Management of Pathology Practices
Costly Coding and Documentation Errors
By Chappy Manning, RN, CPC
Pathology Service Associates, LLC
With expanding regulations and declining reimbursement, it’s easy to understand why many physicians are frustrated and find themselves yearning for a simpler process. It is more important than ever for pathologists to have well-trained staff to stay informed of current guidance and to regularly solicit independent audits. A review by an independent expert is an opportunity for the physician group to look in the mirror and critique their documentation, coding and billing practices from an outside perspective.
just making a few minor revisions can go a long way toward streamlining the
process and improving the bottom line. To assess your group’s practices, ask
yourself the following questions. If you can answer yes to all five, you’re
well on your way.
1. Is the requisition properly completed?
Would your lab accept a specimen requisition without the patient’s name or description of the specimen? The same protocol should be followed if the requisition is missing diagnosis information. Knowing the patient’s signs and symptoms or the clinician’s diagnosis may be critical to getting paid.
All Clinical Lab tests, all Pap tests, and some anatomic pathology specimens (those with normal or negative findings) must be assigned ICD-9 codes from the referring physician’s reason for testing. As stipulated in the Balanced Budget Act, the referring physician is required to provide diagnostic information to the testing entity at the time the test is ordered. Diagnosis codes cannot be assigned based on clinical lab findings, because they are not interpreted by a physician.
2. Do you reference the current CPT manual?
Most surgical specimens are specifically listed in the 88302-88309 section of CPT, often in multiple levels. But unless you are very familiar with the manual, it is easy to assign the wrong code.
Who would think to look under the “B” section to find synovial cyst? But that’s where you’ll find it, listed under Level III as “Bursa/synovial cyst.”
Pay close attention to the descriptors used to differentiate the specimens at different levels. Using these distinguishing terms in your report leaves no doubt as to the correct code.
Remember also that CPT-4 manuals are updated annually. Make sure you use the current edition.
3. Do you have hospital standing orders for clinical lab tests requiring professional interpretation?
Medicare lists as payable under Part B approximately 20 clinical lab tests that may require a pathologist’s interpretation. If you are providing any of these professional services, such as immunoelectrophoresis or fibrinolysin screening, make sure you meet Medicare’s three criteria, and bill the clinical lab code with a 26 (professional component) modifier. Reimbursement averages $16 to $20 per test, making them worth the extra effort. Two requirements - issuing a written narrative report and the exercise of medical judgment - are likely already being met. But make sure you have a hospital standing order, or you receive an order for the professional interpretation of the test with each request. Having a “lab policy” requiring professional interpretation of these tests is not sufficient.
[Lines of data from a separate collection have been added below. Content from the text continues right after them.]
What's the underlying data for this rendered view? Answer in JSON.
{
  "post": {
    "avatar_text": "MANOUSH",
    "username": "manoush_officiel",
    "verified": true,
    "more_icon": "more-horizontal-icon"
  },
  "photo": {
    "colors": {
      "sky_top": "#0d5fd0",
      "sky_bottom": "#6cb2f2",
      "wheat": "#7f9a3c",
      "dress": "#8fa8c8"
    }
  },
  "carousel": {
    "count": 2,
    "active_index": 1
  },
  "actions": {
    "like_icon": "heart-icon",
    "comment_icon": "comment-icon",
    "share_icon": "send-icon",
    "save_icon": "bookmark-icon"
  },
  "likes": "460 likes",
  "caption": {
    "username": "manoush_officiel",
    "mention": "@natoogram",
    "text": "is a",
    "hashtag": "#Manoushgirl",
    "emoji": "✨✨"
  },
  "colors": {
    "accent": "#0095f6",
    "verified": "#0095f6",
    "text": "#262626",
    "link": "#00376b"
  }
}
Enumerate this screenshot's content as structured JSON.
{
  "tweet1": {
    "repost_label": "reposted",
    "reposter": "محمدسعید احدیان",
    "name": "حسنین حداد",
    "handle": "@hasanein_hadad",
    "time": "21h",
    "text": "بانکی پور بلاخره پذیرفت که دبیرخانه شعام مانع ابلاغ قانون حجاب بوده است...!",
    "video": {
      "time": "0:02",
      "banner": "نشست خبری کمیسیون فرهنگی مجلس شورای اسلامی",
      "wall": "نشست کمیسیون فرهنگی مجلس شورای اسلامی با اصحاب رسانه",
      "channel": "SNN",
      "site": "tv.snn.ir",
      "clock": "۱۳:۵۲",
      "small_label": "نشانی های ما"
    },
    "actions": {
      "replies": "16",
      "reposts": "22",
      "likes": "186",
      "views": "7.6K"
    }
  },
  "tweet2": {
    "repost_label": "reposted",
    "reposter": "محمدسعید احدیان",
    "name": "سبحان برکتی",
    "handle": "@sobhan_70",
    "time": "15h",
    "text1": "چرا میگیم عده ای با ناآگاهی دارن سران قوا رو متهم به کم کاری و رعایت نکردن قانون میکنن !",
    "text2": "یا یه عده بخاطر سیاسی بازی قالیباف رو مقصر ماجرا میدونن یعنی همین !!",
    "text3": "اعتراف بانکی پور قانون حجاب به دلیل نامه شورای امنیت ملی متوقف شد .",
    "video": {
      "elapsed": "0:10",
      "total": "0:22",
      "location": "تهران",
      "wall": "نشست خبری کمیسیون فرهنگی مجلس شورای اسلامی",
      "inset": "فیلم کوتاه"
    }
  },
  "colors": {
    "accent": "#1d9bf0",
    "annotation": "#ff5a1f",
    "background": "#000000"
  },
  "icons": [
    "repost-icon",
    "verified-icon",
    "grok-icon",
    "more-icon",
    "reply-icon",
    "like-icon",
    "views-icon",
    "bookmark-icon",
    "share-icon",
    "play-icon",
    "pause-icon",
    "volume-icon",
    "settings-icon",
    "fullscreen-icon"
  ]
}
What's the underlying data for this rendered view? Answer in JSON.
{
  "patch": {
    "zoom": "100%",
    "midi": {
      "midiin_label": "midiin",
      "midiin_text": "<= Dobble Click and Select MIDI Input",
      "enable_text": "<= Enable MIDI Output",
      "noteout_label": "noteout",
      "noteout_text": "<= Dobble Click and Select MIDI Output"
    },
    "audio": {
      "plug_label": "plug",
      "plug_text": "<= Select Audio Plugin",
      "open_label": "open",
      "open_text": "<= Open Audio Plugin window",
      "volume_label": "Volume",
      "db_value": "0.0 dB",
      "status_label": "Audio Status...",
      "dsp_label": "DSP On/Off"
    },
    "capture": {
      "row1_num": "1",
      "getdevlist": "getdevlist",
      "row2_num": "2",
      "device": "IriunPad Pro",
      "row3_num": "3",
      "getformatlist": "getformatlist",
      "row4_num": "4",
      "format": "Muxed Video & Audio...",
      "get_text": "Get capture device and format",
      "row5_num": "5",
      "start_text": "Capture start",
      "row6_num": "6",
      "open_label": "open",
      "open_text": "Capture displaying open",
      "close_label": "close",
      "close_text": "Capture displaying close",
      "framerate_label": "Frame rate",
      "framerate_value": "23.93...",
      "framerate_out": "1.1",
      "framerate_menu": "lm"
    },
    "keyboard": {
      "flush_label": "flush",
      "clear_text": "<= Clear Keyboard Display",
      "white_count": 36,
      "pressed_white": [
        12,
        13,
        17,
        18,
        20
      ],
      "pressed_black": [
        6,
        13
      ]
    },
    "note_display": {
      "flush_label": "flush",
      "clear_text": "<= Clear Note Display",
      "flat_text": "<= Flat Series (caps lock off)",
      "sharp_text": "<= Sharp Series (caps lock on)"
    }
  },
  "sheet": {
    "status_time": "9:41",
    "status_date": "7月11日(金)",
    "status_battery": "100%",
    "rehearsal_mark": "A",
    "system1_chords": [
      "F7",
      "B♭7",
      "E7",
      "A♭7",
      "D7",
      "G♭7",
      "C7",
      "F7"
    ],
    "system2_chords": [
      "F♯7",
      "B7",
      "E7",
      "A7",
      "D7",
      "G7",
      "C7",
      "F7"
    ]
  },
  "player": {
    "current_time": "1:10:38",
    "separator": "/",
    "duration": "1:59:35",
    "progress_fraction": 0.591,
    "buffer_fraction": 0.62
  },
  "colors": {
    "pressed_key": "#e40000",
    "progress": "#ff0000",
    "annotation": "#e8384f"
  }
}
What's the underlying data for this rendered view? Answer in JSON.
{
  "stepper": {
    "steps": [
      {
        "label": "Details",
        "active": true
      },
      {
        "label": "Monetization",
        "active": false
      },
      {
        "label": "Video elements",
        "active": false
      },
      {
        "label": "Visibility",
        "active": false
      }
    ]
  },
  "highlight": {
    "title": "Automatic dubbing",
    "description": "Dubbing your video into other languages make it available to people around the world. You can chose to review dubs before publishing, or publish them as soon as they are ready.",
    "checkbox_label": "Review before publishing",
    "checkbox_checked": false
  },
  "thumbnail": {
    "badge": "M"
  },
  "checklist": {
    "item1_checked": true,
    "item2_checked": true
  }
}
4. Have you investigated reimbursement of new procedures?
This is not, strictly speaking, a coding/documentation issue, but it is costly and results in denials and lost dollars if not appropriately addressed. Before purchasing new equipment or offering new services to your clients, make sure you can add the new CPT codes to your contracts for satisfactory reimbursement, and investigate whether Medicare or other payers have national or local coding determinations (NCDs or LCDs) associated with the service. You want to find out before you make a large capital investment if your largest payer considers the associated service “investigational,” or severely limits diagnoses for which they will cover the service.
5. If applicable, does documentation support addition of -59 modifier?
CMS’ initiative to control improper payment for Part B claims led to the NCCI edits. Billing certain code pairs for the same patient, same date of service, requires the addition of -59 modifier for both services to be paid. Because of the high potential for abuse, the OIG has identified the -59 modifier as a priority for investigation. It is imperative for pathologists to document appropriately when medically necessary to perform both methodologies in cases that Medicare considers “duplicate testing.” Coders must be able to review reports and determine whether the -59 modifier is warranted. If you are simply adding a -59 modifier to the codes and re-billing when denied as “service not separately billable,” then you may want to find a good attorney!
An outside expert analysis may be the most effective way to get the real measure of your group’s performance, but ongoing self-examination and education is critical to simplifying your procedures while improving collections.
Chappy Manning, RN, is the Billing Support Services, Coding Coordinator for Pathology Service Associates (PSA), LLC and is certified by the American Academy of Professional Coders. For more information, please contact PSA at 800-832-5270 or visit www.psapath.com.